  • Less land utilized means the land can be used in diverse ways, and it conserves soil.
  • Glyphosate is actually  more safe and less toxic than some products used by organic farmers. 
  • The alternative for glyphosate would likely mean more frequent tillling to control weeds.  This would reduce yields, cause loss of moisture, and it also stresses and erodes the soil.
  • If glyphosate is restricted, there would be less crop yields and food prices would increase.
  • Glyphosate has been studied numerous times throughout the world over the past 40 years and they have not been found to be harmful to humans.
  • Dad says when they first started using glyphosate it was a great improvement compared to using more dangerous and poison herbicides that they previously applied, such as atrazine and alochlor.

 

I know that “organic” sounds like a good word, and ‘herbicide” sounds like a bad word, but that doesn’t mean all herbicides are bad.

I know the argument is that natural is better, and for the most part, I believe that too.   

12249746_10208436071442029_8998825164441101873_n

My dairy farmer dad with his grandchildren

The men on my family’s 100 year old dairy farm are continuously aware that they are stewards of their farmland.  They do everything they can to give good care to the land so that it will flourish.  Yes, weeds and thorns are part of the curse in the Bible (see Genesis 3:17-19), but we are also told to fill the earth and subdue it (Gen. 2:15).  God gave us dominion over His creation (Gen. 1:26).   Taking dominion means that we make good use of the land, and  I personally believe that using  glyphosate doesn’t compromise that in any way.   The truth is that there have been numerous studies and glyphosate has not been shown to be harmful to humans.  It helps conserve the earth and allows for a safe, productive food supply.    

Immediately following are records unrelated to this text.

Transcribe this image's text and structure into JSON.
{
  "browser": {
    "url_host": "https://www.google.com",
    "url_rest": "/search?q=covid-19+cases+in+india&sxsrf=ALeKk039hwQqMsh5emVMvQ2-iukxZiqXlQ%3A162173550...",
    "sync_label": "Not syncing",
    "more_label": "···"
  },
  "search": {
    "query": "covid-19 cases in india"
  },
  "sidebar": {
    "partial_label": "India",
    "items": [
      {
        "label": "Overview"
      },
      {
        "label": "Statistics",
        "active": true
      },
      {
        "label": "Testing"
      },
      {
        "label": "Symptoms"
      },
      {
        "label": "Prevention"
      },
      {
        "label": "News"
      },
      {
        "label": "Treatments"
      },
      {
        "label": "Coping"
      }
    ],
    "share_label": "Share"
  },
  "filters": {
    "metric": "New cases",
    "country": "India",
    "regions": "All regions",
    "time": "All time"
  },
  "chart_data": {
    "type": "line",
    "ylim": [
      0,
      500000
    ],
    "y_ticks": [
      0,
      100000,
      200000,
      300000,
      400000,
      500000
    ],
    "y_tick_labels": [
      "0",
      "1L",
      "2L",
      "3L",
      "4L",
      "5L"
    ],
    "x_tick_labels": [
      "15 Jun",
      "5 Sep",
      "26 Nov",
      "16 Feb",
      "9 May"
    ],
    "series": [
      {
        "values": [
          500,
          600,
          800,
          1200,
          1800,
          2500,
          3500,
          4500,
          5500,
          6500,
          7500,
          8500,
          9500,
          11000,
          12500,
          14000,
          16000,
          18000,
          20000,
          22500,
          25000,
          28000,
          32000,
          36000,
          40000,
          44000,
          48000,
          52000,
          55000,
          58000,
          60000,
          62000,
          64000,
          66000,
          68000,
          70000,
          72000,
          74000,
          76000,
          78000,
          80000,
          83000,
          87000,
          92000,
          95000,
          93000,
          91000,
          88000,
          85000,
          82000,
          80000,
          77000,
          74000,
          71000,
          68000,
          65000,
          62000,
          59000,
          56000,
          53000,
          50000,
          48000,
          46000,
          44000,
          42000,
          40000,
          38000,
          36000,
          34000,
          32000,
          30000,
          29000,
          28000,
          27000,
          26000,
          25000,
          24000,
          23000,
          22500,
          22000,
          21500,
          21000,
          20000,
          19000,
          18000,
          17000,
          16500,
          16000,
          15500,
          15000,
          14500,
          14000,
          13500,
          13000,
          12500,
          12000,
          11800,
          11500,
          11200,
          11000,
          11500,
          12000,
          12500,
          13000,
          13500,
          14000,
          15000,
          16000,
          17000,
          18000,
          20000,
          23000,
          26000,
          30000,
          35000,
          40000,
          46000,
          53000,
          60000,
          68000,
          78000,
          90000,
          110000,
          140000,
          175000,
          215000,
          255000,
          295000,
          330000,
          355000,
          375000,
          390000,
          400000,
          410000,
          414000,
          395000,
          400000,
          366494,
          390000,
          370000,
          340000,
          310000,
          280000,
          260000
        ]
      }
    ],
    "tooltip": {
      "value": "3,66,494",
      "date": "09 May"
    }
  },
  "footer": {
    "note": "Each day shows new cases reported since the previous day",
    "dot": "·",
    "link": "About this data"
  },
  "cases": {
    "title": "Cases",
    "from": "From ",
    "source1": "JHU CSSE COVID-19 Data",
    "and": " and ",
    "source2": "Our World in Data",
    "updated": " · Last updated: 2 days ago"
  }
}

Yes, you are welcome to disagree.  Remember my first paragraph above? Feel free to comment below.  (All comments are moderated before they are published.)  I have provided some links below that explain facts and details about this issue much better than I can.  I hope you will read some of them if you are still skeptical:

  From Scientific American:  Mythbusting 101:  Organic Farming > Conventional Agriculture

A recent Yahoo news story:  Large U.S. Farm Study Finds No Cancer Link to Monsanto weedkiller

The study from the story above:  Glyphosate Use and Cancer Incidence in the Agricultural Health Study

This article is fascinating, citing studies that show how glyphosate has reduced CO2 emissions and increased soil conservation:  Everything in Agriculture is a Trade-Off

From The New Yorker:  Roundup and Risk Assessment

From Genetic Literacy Project:  Is Glyphosate (Roundup) Dangerous? 

I didn’t talk about GMO’s specifically in this article, but this is a fantastic and detailed post on The Peterson Farm Blog if you wish to delve into that issue as well:  Advocating for Truth:  GMOs

 

Advertisements

In our Weakness, He is Strong

All it takes is one look, and you can see my biggest weakness.    It’s time for me to make some life changes, because the stakes are getting high.

 

My grace is sufficient

This past Christmas I had once again succombed to my sugar addiction and was feeling absolutely miserable.

One day I was looking for books on Amazon and came across Sweet Grace:  How I Lost 250 Pounds and Stopped Trying to Earn God’s Favor, by Teresa Shields Parker.  At my request, Dean bought this book for my Christmas present.

About six weeks ago I joined the Sweet Change support group, and Teresa became a mentor and coach for my weight loss journey.  She challenged me to write on the topic  “Why I want to live” and said she intended to post it on her website.

This was perhaps the most challenging thing I’ve ever written, because it feels vulnerable to share about my greatest weakness. However with encouragement from Teresa, my husband and others, I agreed.

You can read it here:

http://teresashieldsparker.com/i-want-to-live/